Four Things I Wish I Had Known Before Giving Birth
Each day thousands of women give birth all around the globe. For many of these women, their pregnancies, deliveries, and recoveries are seamless. However, not all of us have the same experiences. Even if we have a typical birth story, there are bound to be things that no one ever told you and that you just don’t realize before experiencing them for yourself. My birth stories were not run-of-the-mill, but they could have come with more information.
Most Doctors Want You Happy
We are encouraged to make these lengthy birth plans down to the very last detail. In fact, some websites even warn you that without these plans, your delivery can be disappointing and stressful. While this is sometimes true, it is not the norm. In my experience and with most of my friends, things rarely happen according to the plan, and regardless of the circumstances, the goal of most doctors is to make sure you are as comfortable as possible during the birthing process.
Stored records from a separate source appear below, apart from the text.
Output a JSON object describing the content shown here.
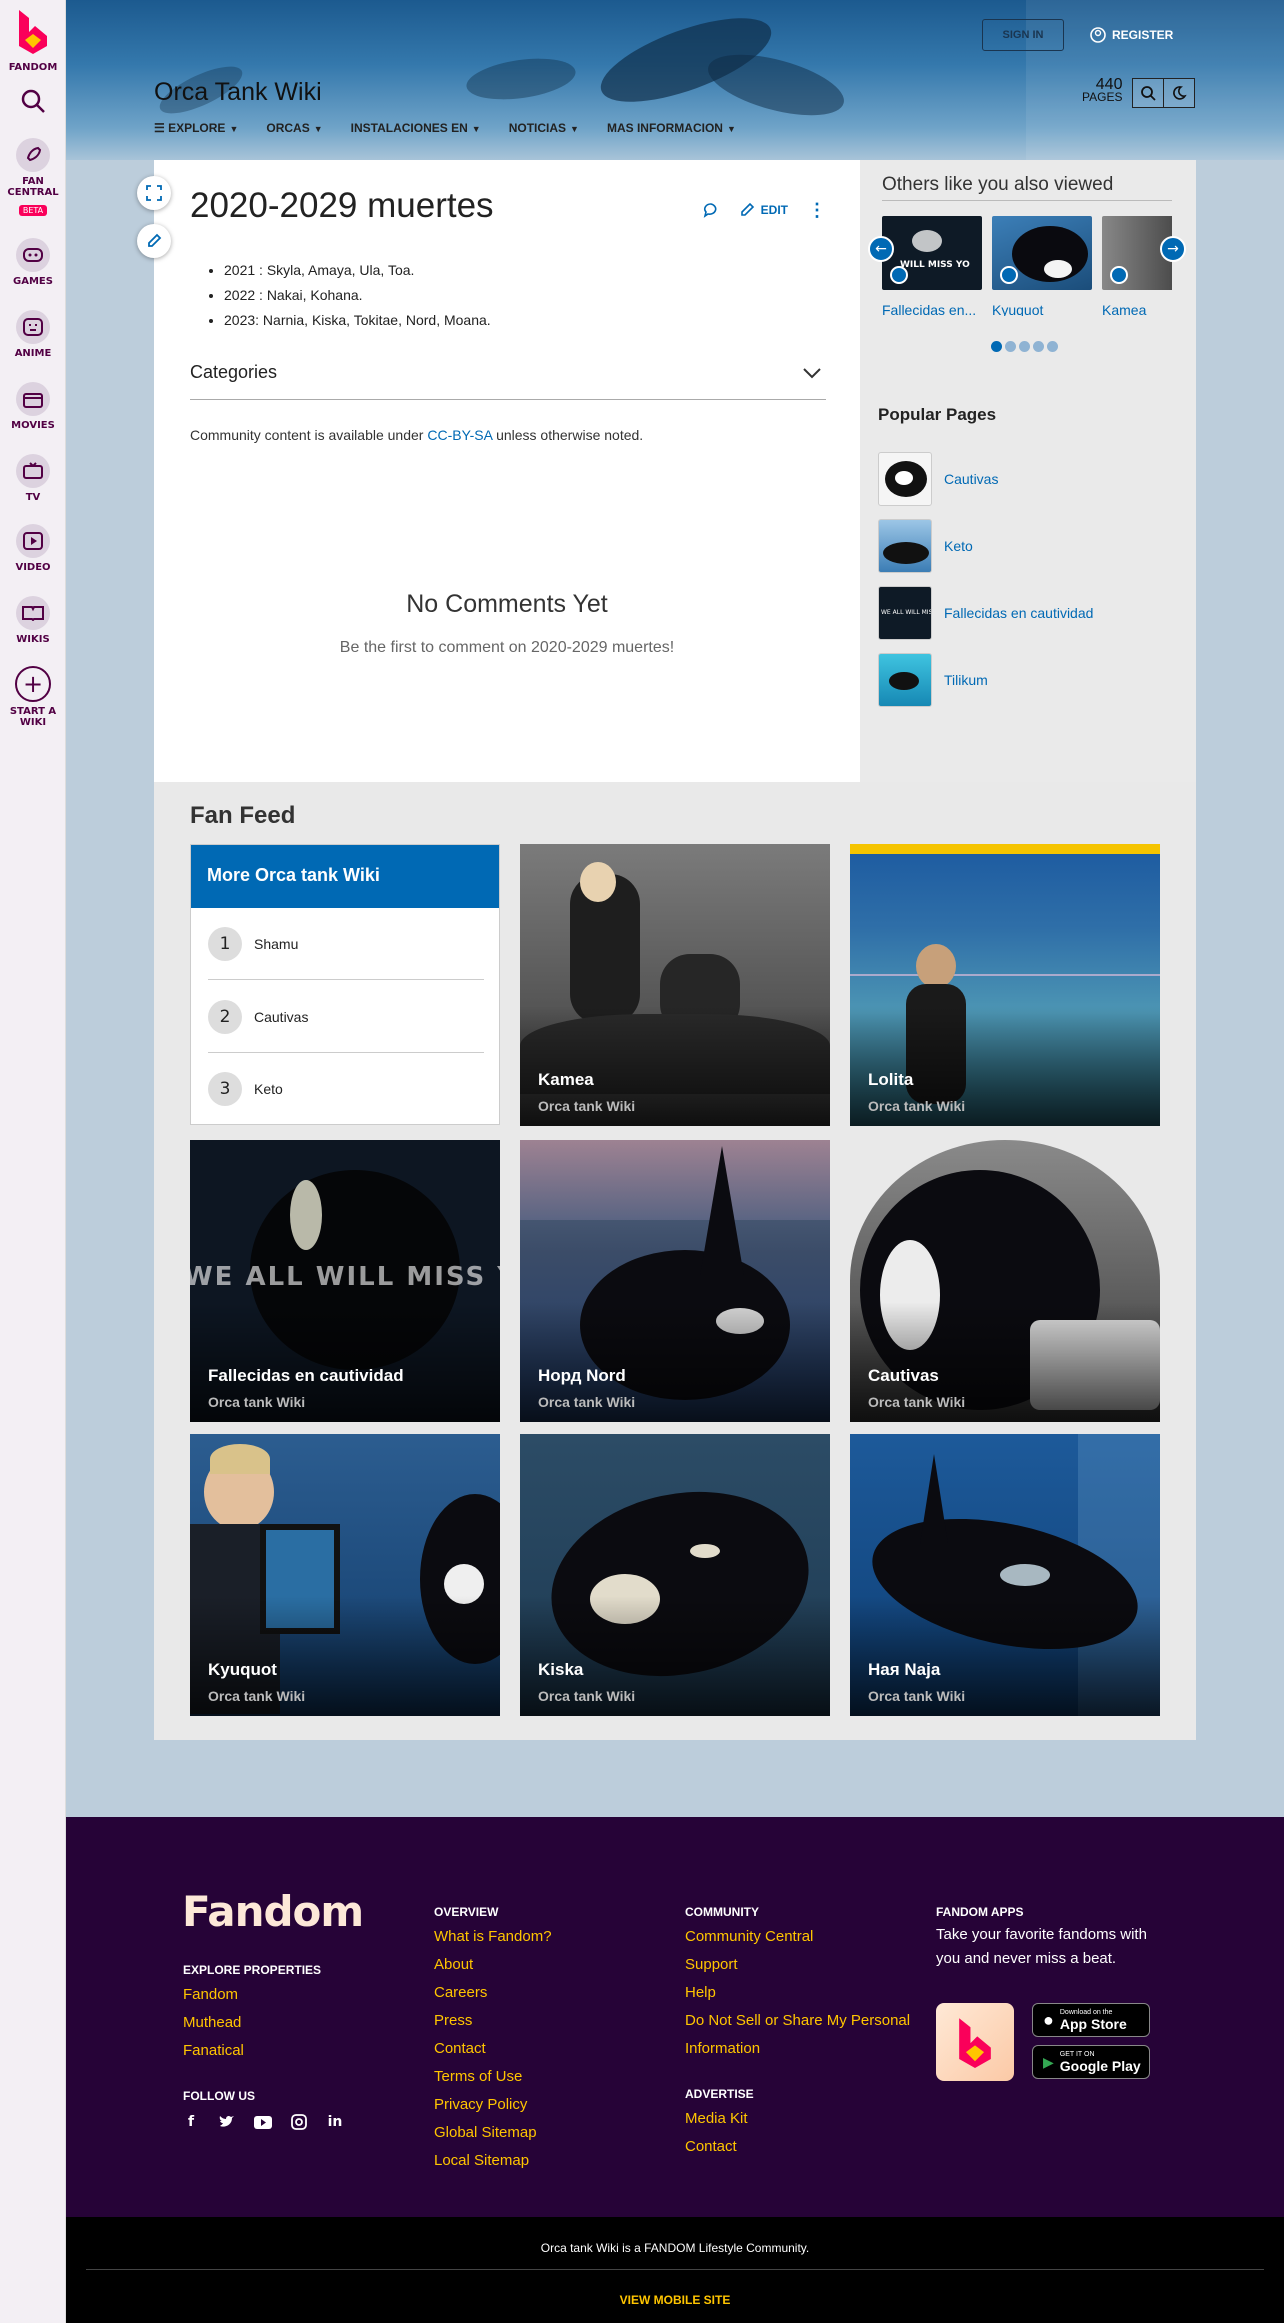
{
  "rail": {
    "items": [
      {
        "label": "FANDOM"
      },
      {
        "label": ""
      },
      {
        "label": "FAN CENTRAL",
        "badge": "BETA"
      },
      {
        "label": "GAMES"
      },
      {
        "label": "ANIME"
      },
      {
        "label": "MOVIES"
      },
      {
        "label": "TV"
      },
      {
        "label": "VIDEO"
      },
      {
        "label": "WIKIS"
      },
      {
        "label": "START A WIKI"
      }
    ]
  },
  "header": {
    "wiki_title": "Orca Tank Wiki",
    "signin": "SIGN IN",
    "register": "REGISTER",
    "pages_count": "440",
    "pages_label": "PAGES",
    "nav": [
      "EXPLORE",
      "ORCAS",
      "INSTALACIONES EN",
      "NOTICIAS",
      "MAS INFORMACION"
    ]
  },
  "article": {
    "title": "2020-2029 muertes",
    "edit": "EDIT",
    "bullets": [
      "2021 : Skyla, Amaya, Ula, Toa.",
      "2022 : Nakai, Kohana.",
      "2023: Narnia, Kiska, Tokitae, Nord, Moana."
    ],
    "categories": "Categories",
    "license_pre": "Community content is available under ",
    "license_link": "CC-BY-SA",
    "license_post": " unless otherwise noted.",
    "no_comments_title": "No Comments Yet",
    "no_comments_text": "Be the first to comment on 2020-2029 muertes!"
  },
  "right_rail": {
    "also_viewed_title": "Others like you also viewed",
    "also_viewed": [
      "Fallecidas en...",
      "Kyuquot",
      "Kamea"
    ],
    "popular_title": "Popular Pages",
    "popular": [
      "Cautivas",
      "Keto",
      "Fallecidas en cautividad",
      "Tilikum"
    ]
  },
  "fan_feed": {
    "title": "Fan Feed",
    "more_title": "More Orca tank Wiki",
    "more_items": [
      {
        "num": "1",
        "label": "Shamu"
      },
      {
        "num": "2",
        "label": "Cautivas"
      },
      {
        "num": "3",
        "label": "Keto"
      }
    ],
    "tiles": [
      {
        "title": "Kamea",
        "sub": "Orca tank Wiki"
      },
      {
        "title": "Lolita",
        "sub": "Orca tank Wiki"
      },
      {
        "title": "Fallecidas en cautividad",
        "sub": "Orca tank Wiki"
      },
      {
        "title": "Норд Nord",
        "sub": "Orca tank Wiki"
      },
      {
        "title": "Cautivas",
        "sub": "Orca tank Wiki"
      },
      {
        "title": "Kyuquot",
        "sub": "Orca tank Wiki"
      },
      {
        "title": "Kiska",
        "sub": "Orca tank Wiki"
      },
      {
        "title": "Ная Naja",
        "sub": "Orca tank Wiki"
      }
    ],
    "watermark": "WE ALL WILL MISS YOU",
    "watermark_small": "WILL MISS YO"
  },
  "footer": {
    "logo": "Fandom",
    "explore_heading": "EXPLORE PROPERTIES",
    "explore": [
      "Fandom",
      "Muthead",
      "Fanatical"
    ],
    "follow_heading": "FOLLOW US",
    "overview_heading": "OVERVIEW",
    "overview": [
      "What is Fandom?",
      "About",
      "Careers",
      "Press",
      "Contact",
      "Terms of Use",
      "Privacy Policy",
      "Global Sitemap",
      "Local Sitemap"
    ],
    "community_heading": "COMMUNITY",
    "community": [
      "Community Central",
      "Support",
      "Help",
      "Do Not Sell or Share My Personal",
      "Information"
    ],
    "advertise_heading": "ADVERTISE",
    "advertise": [
      "Media Kit",
      "Contact"
    ],
    "apps_heading": "FANDOM APPS",
    "apps_text_1": "Take your favorite fandoms with",
    "apps_text_2": "you and never miss a beat.",
    "appstore_small": "Download on the",
    "appstore": "App Store",
    "googleplay_small": "GET IT ON",
    "googleplay": "Google Play",
    "community_line": "Orca tank Wiki is a FANDOM Lifestyle Community.",
    "mobile": "VIEW MOBILE SITE"
  },
  "colors": {
    "accent": "#0069b4",
    "footer_bg": "#260337",
    "link_yellow": "#ffc500",
    "fandom_pink": "#fa005a"
  }
}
Most doctors are willing to allow music, coaches, family members, or other requests to help ensure the least stressful delivery environment.
If you want a special surrounding like a water birth or home birth, this is something you need to discuss with your medical professional ahead of time, but barring any legitimate medical reason, most doctors and midwives are accommodating. Many moms to be are still looking to have a doula by their side to assist with advocating for you in those tough moments and often assisting with relaxation and birth progression. And remember, no matter what the course your labor and delivery actually takes, you should have any of your non-negotiables in writing to protect your wishes.
With my second child, I was determined to have a VBAC. I had a cesarean the first time. I wanted to have a vaginal birth the second time. My daughter decided butt down breach was the best position to hang out in mommy’s belly. If that wasn’t enough, she also decided the umbilical cord looked like a snuggly, and the placenta looked like a soft pillow. This child was squeezing the cord and pushing on the placenta to the point that she stopped getting enough nutrients. I had playlists and birth plans. My daughter and God thought I was funny. I had another cesarean. By all means, if you do not want an epidural or you do not want certain people present, those are important wants, but some of it is just wishful thinking.
You Are Not Crazy
About three days postpartum, you are sore (cesarean or vaginal birth), tired, and probably dirty. You might even feel like you are losing your mind. Your hormone roller coaster is not over. On the contrary, it is picking up dang speed. You really are not crazy. Things will calm down. The best thing you can do is speak up, ask for help when needed and try your best to take care of yourself. If you are breastfeeding, it’s really up to you, and will require your participation no matter what, but when feeding time is over, ask your spouse, a friend, or parent to sit with the baby for a little while so you get a break. Go to sleep. Do not feel guilty. Your mind and your body need the rest. A sleep-deprived, crazy lady isn’t going to be helpful. Sad fact is as a mom, you will remain sleep-deprived- well forever, but a little extra rest here and there is entirely appropriate.
You Are Doing Great
Every birth story is different. Your story is yours, and you should never let anyone tell you it is not good enough or right. Our bodies are under so little of our control during pregnancy that childbirth can seem like the one thing you can control. Let go of that. You can’t really control that either. Your baby won’t care how he or she got here or what music you played when they arrived. They really just need you to feel well and be well and ask for help when you need it. New moms can’t know it all and even if we did, we would be too darn tired to remember it. So don’t get too set in your imaginary standards and remember that asking for help is not a weakness. You cannot compare your stories, doctors, babies, or feelings to anyone elses. Your birth story will be uniquely yours and your little ones alone.